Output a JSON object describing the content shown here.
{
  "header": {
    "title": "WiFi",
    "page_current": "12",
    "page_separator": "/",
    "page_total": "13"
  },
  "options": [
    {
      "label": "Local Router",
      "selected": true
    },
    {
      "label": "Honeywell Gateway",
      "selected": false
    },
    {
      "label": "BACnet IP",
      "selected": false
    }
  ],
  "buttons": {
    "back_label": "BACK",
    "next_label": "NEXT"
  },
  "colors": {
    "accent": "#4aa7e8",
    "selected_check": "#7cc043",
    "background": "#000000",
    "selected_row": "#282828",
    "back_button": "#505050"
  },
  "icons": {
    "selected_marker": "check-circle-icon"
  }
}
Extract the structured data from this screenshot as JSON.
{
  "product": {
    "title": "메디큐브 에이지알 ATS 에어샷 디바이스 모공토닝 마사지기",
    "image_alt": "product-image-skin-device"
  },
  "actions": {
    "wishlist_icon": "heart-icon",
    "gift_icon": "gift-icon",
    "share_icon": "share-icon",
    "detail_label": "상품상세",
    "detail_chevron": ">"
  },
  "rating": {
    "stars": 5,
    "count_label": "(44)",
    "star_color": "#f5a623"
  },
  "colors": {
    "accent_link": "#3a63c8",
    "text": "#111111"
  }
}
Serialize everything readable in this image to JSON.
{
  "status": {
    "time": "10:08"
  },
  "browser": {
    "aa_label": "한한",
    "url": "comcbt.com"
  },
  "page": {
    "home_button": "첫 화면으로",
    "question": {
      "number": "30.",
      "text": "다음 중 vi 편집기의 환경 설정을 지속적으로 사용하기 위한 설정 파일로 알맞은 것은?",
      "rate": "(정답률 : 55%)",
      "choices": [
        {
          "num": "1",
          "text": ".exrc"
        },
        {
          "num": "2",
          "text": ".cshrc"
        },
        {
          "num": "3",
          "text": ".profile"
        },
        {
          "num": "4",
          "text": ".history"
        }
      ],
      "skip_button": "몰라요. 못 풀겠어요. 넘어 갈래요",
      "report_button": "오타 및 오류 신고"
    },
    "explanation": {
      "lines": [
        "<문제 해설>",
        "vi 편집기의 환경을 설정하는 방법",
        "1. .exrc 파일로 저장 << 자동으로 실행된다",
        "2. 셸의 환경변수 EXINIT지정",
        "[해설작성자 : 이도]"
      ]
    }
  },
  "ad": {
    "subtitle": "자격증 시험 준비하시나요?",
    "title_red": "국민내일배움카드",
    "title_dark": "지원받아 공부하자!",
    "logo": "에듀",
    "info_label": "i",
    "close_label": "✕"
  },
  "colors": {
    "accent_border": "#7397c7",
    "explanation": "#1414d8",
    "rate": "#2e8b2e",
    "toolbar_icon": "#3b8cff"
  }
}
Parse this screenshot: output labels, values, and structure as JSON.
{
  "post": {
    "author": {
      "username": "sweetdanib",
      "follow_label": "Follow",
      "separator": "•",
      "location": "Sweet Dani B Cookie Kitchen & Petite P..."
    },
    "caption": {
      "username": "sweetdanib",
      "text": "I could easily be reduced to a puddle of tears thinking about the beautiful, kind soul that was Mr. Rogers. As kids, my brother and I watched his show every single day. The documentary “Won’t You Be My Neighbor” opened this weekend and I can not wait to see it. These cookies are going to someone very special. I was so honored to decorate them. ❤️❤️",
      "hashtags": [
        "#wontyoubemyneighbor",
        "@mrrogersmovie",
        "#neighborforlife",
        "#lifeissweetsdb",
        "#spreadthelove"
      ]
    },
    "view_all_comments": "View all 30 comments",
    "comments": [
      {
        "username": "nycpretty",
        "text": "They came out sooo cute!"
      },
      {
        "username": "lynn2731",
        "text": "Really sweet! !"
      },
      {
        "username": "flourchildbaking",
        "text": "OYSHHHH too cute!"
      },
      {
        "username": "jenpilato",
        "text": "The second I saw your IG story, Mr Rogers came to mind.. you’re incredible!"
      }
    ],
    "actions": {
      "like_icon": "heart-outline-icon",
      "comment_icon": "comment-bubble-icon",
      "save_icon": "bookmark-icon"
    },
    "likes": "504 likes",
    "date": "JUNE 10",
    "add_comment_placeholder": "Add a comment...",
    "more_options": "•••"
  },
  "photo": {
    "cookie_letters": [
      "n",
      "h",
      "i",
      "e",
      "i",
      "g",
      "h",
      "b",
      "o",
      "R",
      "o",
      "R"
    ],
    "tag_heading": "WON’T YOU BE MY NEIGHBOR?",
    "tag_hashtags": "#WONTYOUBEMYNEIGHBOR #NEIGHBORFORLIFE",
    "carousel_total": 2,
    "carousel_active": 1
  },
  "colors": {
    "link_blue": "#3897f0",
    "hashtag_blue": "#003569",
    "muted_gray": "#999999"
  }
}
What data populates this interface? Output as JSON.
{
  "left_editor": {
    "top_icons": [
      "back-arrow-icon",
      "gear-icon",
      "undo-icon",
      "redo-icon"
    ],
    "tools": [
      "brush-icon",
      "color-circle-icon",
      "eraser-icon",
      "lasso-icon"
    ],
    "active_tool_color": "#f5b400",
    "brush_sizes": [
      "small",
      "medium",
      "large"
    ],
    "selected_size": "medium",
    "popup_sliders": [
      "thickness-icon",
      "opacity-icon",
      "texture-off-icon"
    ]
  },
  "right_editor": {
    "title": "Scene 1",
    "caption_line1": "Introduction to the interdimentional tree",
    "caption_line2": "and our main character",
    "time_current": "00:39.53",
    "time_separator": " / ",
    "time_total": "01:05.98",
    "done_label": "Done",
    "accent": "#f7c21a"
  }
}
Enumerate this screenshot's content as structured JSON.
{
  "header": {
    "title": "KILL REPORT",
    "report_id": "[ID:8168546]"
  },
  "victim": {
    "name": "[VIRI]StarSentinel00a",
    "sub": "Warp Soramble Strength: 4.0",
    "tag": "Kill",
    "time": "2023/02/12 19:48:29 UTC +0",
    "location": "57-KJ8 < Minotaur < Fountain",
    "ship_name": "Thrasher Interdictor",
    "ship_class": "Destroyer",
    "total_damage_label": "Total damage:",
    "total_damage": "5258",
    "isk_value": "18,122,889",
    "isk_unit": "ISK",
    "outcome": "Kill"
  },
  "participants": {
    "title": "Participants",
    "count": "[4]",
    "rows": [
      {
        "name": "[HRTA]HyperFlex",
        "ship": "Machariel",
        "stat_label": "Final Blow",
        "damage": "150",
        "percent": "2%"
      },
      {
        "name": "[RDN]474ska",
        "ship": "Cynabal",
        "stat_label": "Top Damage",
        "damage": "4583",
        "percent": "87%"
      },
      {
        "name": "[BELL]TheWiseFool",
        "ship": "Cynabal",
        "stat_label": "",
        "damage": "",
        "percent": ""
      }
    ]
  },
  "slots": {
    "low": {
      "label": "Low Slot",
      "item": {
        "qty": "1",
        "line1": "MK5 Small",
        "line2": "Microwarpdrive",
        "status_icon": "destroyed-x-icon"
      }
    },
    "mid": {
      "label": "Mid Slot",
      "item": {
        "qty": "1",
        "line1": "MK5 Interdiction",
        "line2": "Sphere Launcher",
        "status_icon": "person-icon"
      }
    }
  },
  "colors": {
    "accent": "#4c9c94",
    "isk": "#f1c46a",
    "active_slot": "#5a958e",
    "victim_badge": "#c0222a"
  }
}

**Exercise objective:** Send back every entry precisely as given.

**Finished task:**
Output a JSON object describing the content shown here.
{
  "header": {
    "title": "WiFi",
    "page_current": "12",
    "page_separator": "/",
    "page_total": "13"
  },
  "options": [
    {
      "label": "Local Router",
      "selected": true
    },
    {
      "label": "Honeywell Gateway",
      "selected": false
    },
    {
      "label": "BACnet IP",
      "selected": false
    }
  ],
  "buttons": {
    "back_label": "BACK",
    "next_label": "NEXT"
  },
  "colors": {
    "accent": "#4aa7e8",
    "selected_check": "#7cc043",
    "background": "#000000",
    "selected_row": "#282828",
    "back_button": "#505050"
  },
  "icons": {
    "selected_marker": "check-circle-icon"
  }
}
Extract the structured data from this screenshot as JSON.
{
  "product": {
    "title": "메디큐브 에이지알 ATS 에어샷 디바이스 모공토닝 마사지기",
    "image_alt": "product-image-skin-device"
  },
  "actions": {
    "wishlist_icon": "heart-icon",
    "gift_icon": "gift-icon",
    "share_icon": "share-icon",
    "detail_label": "상품상세",
    "detail_chevron": ">"
  },
  "rating": {
    "stars": 5,
    "count_label": "(44)",
    "star_color": "#f5a623"
  },
  "colors": {
    "accent_link": "#3a63c8",
    "text": "#111111"
  }
}
Serialize everything readable in this image to JSON.
{
  "status": {
    "time": "10:08"
  },
  "browser": {
    "aa_label": "한한",
    "url": "comcbt.com"
  },
  "page": {
    "home_button": "첫 화면으로",
    "question": {
      "number": "30.",
      "text": "다음 중 vi 편집기의 환경 설정을 지속적으로 사용하기 위한 설정 파일로 알맞은 것은?",
      "rate": "(정답률 : 55%)",
      "choices": [
        {
          "num": "1",
          "text": ".exrc"
        },
        {
          "num": "2",
          "text": ".cshrc"
        },
        {
          "num": "3",
          "text": ".profile"
        },
        {
          "num": "4",
          "text": ".history"
        }
      ],
      "skip_button": "몰라요. 못 풀겠어요. 넘어 갈래요",
      "report_button": "오타 및 오류 신고"
    },
    "explanation": {
      "lines": [
        "<문제 해설>",
        "vi 편집기의 환경을 설정하는 방법",
        "1. .exrc 파일로 저장 << 자동으로 실행된다",
        "2. 셸의 환경변수 EXINIT지정",
        "[해설작성자 : 이도]"
      ]
    }
  },
  "ad": {
    "subtitle": "자격증 시험 준비하시나요?",
    "title_red": "국민내일배움카드",
    "title_dark": "지원받아 공부하자!",
    "logo": "에듀",
    "info_label": "i",
    "close_label": "✕"
  },
  "colors": {
    "accent_border": "#7397c7",
    "explanation": "#1414d8",
    "rate": "#2e8b2e",
    "toolbar_icon": "#3b8cff"
  }
}
Parse this screenshot: output labels, values, and structure as JSON.
{
  "post": {
    "author": {
      "username": "sweetdanib",
      "follow_label": "Follow",
      "separator": "•",
      "location": "Sweet Dani B Cookie Kitchen & Petite P..."
    },
    "caption": {
      "username": "sweetdanib",
      "text": "I could easily be reduced to a puddle of tears thinking about the beautiful, kind soul that was Mr. Rogers. As kids, my brother and I watched his show every single day. The documentary “Won’t You Be My Neighbor” opened this weekend and I can not wait to see it. These cookies are going to someone very special. I was so honored to decorate them. ❤️❤️",
      "hashtags": [
        "#wontyoubemyneighbor",
        "@mrrogersmovie",
        "#neighborforlife",
        "#lifeissweetsdb",
        "#spreadthelove"
      ]
    },
    "view_all_comments": "View all 30 comments",
    "comments": [
      {
        "username": "nycpretty",
        "text": "They came out sooo cute!"
      },
      {
        "username": "lynn2731",
        "text": "Really sweet! !"
      },
      {
        "username": "flourchildbaking",
        "text": "OYSHHHH too cute!"
      },
      {
        "username": "jenpilato",
        "text": "The second I saw your IG story, Mr Rogers came to mind.. you’re incredible!"
      }
    ],
    "actions": {
      "like_icon": "heart-outline-icon",
      "comment_icon": "comment-bubble-icon",
      "save_icon": "bookmark-icon"
    },
    "likes": "504 likes",
    "date": "JUNE 10",
    "add_comment_placeholder": "Add a comment...",
    "more_options": "•••"
  },
  "photo": {
    "cookie_letters": [
      "n",
      "h",
      "i",
      "e",
      "i",
      "g",
      "h",
      "b",
      "o",
      "R",
      "o",
      "R"
    ],
    "tag_heading": "WON’T YOU BE MY NEIGHBOR?",
    "tag_hashtags": "#WONTYOUBEMYNEIGHBOR #NEIGHBORFORLIFE",
    "carousel_total": 2,
    "carousel_active": 1
  },
  "colors": {
    "link_blue": "#3897f0",
    "hashtag_blue": "#003569",
    "muted_gray": "#999999"
  }
}
What data populates this interface? Output as JSON.
{
  "left_editor": {
    "top_icons": [
      "back-arrow-icon",
      "gear-icon",
      "undo-icon",
      "redo-icon"
    ],
    "tools": [
      "brush-icon",
      "color-circle-icon",
      "eraser-icon",
      "lasso-icon"
    ],
    "active_tool_color": "#f5b400",
    "brush_sizes": [
      "small",
      "medium",
      "large"
    ],
    "selected_size": "medium",
    "popup_sliders": [
      "thickness-icon",
      "opacity-icon",
      "texture-off-icon"
    ]
  },
  "right_editor": {
    "title": "Scene 1",
    "caption_line1": "Introduction to the interdimentional tree",
    "caption_line2": "and our main character",
    "time_current": "00:39.53",
    "time_separator": " / ",
    "time_total": "01:05.98",
    "done_label": "Done",
    "accent": "#f7c21a"
  }
}
Enumerate this screenshot's content as structured JSON.
{
  "header": {
    "title": "KILL REPORT",
    "report_id": "[ID:8168546]"
  },
  "victim": {
    "name": "[VIRI]StarSentinel00a",
    "sub": "Warp Soramble Strength: 4.0",
    "tag": "Kill",
    "time": "2023/02/12 19:48:29 UTC +0",
    "location": "57-KJ8 < Minotaur < Fountain",
    "ship_name": "Thrasher Interdictor",
    "ship_class": "Destroyer",
    "total_damage_label": "Total damage:",
    "total_damage": "5258",
    "isk_value": "18,122,889",
    "isk_unit": "ISK",
    "outcome": "Kill"
  },
  "participants": {
    "title": "Participants",
    "count": "[4]",
    "rows": [
      {
        "name": "[HRTA]HyperFlex",
        "ship": "Machariel",
        "stat_label": "Final Blow",
        "damage": "150",
        "percent": "2%"
      },
      {
        "name": "[RDN]474ska",
        "ship": "Cynabal",
        "stat_label": "Top Damage",
        "damage": "4583",
        "percent": "87%"
      },
      {
        "name": "[BELL]TheWiseFool",
        "ship": "Cynabal",
        "stat_label": "",
        "damage": "",
        "percent": ""
      }
    ]
  },
  "slots": {
    "low": {
      "label": "Low Slot",
      "item": {
        "qty": "1",
        "line1": "MK5 Small",
        "line2": "Microwarpdrive",
        "status_icon": "destroyed-x-icon"
      }
    },
    "mid": {
      "label": "Mid Slot",
      "item": {
        "qty": "1",
        "line1": "MK5 Interdiction",
        "line2": "Sphere Launcher",
        "status_icon": "person-icon"
      }
    }
  },
  "colors": {
    "accent": "#4c9c94",
    "isk": "#f1c46a",
    "active_slot": "#5a958e",
    "victim_badge": "#c0222a"
  }
}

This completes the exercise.